What is needed -> Go over the data and copy out each line with "elevation" in it.

Recorded data ->
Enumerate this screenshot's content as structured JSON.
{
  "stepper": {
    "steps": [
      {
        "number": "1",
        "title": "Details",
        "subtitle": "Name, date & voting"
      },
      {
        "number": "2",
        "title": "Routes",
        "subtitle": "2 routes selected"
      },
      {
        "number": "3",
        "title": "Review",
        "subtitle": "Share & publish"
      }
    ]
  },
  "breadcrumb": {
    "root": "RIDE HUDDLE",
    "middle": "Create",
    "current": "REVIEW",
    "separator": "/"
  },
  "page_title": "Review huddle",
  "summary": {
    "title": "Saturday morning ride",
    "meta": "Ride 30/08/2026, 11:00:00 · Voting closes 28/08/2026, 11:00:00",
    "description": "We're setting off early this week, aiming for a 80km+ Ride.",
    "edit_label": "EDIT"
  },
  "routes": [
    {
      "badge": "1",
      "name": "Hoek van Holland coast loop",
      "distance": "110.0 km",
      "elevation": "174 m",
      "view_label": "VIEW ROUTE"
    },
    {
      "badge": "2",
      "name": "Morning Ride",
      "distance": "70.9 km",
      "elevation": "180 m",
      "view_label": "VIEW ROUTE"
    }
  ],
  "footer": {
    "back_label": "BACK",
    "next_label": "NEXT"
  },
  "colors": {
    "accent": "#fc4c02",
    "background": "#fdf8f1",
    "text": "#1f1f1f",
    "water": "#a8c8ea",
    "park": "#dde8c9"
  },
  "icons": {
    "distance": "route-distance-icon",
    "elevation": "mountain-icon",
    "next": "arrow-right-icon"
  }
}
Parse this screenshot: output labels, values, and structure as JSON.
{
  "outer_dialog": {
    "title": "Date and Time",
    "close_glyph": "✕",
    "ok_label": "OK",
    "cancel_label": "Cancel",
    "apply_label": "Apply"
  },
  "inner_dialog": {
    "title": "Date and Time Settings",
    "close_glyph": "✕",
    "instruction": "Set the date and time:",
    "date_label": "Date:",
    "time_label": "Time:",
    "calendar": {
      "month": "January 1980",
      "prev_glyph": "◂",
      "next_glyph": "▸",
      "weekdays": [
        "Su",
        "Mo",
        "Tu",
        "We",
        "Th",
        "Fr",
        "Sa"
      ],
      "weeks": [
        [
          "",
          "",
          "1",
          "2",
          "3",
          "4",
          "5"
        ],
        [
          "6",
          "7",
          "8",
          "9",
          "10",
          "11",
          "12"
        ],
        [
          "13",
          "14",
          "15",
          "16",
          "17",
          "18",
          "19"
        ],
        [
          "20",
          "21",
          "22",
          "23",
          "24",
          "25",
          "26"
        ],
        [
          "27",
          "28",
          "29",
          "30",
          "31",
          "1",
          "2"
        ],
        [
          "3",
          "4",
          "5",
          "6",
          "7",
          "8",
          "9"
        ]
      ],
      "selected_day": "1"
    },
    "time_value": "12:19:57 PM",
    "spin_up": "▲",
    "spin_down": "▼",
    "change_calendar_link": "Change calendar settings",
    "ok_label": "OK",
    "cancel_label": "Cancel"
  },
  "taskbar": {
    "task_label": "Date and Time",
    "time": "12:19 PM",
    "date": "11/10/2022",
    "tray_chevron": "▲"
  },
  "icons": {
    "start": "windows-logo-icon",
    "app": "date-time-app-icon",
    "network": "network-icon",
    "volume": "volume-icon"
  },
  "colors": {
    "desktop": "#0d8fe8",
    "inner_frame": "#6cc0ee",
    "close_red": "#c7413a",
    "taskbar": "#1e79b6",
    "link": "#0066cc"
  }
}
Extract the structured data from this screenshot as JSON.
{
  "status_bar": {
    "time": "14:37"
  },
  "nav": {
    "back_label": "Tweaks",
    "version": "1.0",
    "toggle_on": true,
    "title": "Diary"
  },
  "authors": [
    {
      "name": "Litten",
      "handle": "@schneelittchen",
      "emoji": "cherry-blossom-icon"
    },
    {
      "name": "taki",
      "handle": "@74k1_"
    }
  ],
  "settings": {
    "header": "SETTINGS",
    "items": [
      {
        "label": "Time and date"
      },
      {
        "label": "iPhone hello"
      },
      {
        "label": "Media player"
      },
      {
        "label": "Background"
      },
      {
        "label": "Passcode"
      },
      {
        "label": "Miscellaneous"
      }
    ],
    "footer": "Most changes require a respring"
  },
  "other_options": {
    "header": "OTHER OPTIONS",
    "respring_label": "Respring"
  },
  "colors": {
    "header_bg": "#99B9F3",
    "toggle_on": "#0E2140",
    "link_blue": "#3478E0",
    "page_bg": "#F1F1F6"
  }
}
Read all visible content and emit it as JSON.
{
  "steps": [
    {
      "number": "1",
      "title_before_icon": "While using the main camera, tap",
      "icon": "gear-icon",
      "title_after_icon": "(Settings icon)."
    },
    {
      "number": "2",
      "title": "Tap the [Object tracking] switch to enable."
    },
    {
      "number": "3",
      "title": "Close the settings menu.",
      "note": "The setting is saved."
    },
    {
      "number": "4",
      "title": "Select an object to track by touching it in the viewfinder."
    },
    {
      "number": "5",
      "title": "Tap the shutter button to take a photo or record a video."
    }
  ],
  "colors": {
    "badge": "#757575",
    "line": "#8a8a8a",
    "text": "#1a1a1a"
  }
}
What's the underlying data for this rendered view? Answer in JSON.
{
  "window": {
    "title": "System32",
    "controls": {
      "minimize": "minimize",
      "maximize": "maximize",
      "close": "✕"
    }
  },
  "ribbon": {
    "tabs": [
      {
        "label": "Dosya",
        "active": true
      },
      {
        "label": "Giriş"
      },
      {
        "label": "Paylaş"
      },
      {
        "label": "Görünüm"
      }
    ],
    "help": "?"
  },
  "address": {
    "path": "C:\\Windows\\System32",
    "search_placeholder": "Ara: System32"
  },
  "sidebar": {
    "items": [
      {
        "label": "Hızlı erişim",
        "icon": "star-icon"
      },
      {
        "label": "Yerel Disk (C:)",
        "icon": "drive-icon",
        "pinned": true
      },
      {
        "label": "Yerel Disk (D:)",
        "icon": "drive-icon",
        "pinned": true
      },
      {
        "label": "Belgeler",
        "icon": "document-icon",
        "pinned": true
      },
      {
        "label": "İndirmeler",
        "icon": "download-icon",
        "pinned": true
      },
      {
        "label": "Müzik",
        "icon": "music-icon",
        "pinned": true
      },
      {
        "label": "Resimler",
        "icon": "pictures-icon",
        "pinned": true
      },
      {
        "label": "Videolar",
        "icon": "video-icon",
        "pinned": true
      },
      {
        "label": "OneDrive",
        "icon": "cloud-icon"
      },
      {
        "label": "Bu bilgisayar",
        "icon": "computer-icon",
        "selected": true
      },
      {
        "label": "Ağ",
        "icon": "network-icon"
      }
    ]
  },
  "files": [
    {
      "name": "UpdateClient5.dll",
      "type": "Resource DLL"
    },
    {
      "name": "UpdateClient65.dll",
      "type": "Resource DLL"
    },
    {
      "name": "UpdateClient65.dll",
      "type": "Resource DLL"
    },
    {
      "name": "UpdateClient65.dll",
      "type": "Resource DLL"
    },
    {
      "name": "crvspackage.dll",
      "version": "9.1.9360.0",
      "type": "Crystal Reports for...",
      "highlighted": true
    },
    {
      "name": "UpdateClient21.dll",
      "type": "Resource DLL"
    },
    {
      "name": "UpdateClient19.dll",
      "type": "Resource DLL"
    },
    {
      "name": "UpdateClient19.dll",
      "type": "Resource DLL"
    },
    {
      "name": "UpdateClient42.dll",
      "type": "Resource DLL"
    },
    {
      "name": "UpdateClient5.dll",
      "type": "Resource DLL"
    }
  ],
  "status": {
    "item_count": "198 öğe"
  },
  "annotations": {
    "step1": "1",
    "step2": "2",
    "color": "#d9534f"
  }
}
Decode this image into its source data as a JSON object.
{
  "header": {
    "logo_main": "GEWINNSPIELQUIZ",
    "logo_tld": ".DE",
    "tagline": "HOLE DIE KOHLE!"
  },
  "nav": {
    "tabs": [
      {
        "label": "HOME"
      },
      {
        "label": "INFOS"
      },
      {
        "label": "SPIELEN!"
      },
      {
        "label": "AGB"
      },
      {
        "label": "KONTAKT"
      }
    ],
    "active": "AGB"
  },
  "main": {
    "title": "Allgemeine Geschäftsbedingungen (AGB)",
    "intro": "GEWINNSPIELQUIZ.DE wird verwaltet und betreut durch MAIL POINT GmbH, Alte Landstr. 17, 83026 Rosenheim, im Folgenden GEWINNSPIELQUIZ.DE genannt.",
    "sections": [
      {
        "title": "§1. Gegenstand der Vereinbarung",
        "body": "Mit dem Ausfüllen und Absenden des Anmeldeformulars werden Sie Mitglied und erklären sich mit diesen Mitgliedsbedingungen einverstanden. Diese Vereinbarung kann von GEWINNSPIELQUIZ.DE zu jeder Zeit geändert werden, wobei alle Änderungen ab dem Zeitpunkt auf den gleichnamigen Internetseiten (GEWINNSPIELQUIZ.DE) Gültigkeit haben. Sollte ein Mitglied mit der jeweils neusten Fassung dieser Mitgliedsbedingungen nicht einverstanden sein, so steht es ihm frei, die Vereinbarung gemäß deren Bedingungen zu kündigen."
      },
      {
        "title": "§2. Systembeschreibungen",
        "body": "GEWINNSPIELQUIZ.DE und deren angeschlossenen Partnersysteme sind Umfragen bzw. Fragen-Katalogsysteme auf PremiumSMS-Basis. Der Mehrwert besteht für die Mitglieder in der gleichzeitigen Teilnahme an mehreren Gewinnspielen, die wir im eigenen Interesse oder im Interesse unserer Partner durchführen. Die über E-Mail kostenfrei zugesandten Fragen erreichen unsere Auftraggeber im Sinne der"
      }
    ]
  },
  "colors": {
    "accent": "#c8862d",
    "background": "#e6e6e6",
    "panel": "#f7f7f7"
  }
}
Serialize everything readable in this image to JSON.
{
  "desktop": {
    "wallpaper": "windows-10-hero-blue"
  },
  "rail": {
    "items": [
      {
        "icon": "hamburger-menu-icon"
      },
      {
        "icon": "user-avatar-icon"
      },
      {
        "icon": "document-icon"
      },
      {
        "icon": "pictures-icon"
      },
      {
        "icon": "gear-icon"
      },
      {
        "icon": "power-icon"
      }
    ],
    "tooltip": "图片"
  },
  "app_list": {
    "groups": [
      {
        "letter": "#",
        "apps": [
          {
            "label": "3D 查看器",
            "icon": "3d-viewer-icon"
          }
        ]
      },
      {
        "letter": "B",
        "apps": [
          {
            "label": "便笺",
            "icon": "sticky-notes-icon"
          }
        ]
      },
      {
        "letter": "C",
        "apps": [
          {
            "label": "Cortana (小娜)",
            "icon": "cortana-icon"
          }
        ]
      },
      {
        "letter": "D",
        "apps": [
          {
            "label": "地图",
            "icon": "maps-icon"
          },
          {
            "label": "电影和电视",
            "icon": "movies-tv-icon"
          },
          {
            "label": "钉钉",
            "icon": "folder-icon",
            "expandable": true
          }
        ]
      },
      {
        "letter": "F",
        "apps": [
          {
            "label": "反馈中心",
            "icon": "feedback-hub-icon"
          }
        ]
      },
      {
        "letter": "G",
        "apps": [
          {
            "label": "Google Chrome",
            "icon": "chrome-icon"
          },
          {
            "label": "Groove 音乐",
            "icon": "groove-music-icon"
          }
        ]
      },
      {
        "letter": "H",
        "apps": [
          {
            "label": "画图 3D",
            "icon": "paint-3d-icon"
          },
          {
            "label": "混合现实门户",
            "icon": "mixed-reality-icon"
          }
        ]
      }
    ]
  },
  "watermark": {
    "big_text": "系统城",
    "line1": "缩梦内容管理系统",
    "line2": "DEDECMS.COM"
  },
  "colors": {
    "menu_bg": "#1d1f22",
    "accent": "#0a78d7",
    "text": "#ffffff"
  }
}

Written response ->
      "elevation": "174 m",
      "elevation": "180 m",
    "elevation": "mountain-icon",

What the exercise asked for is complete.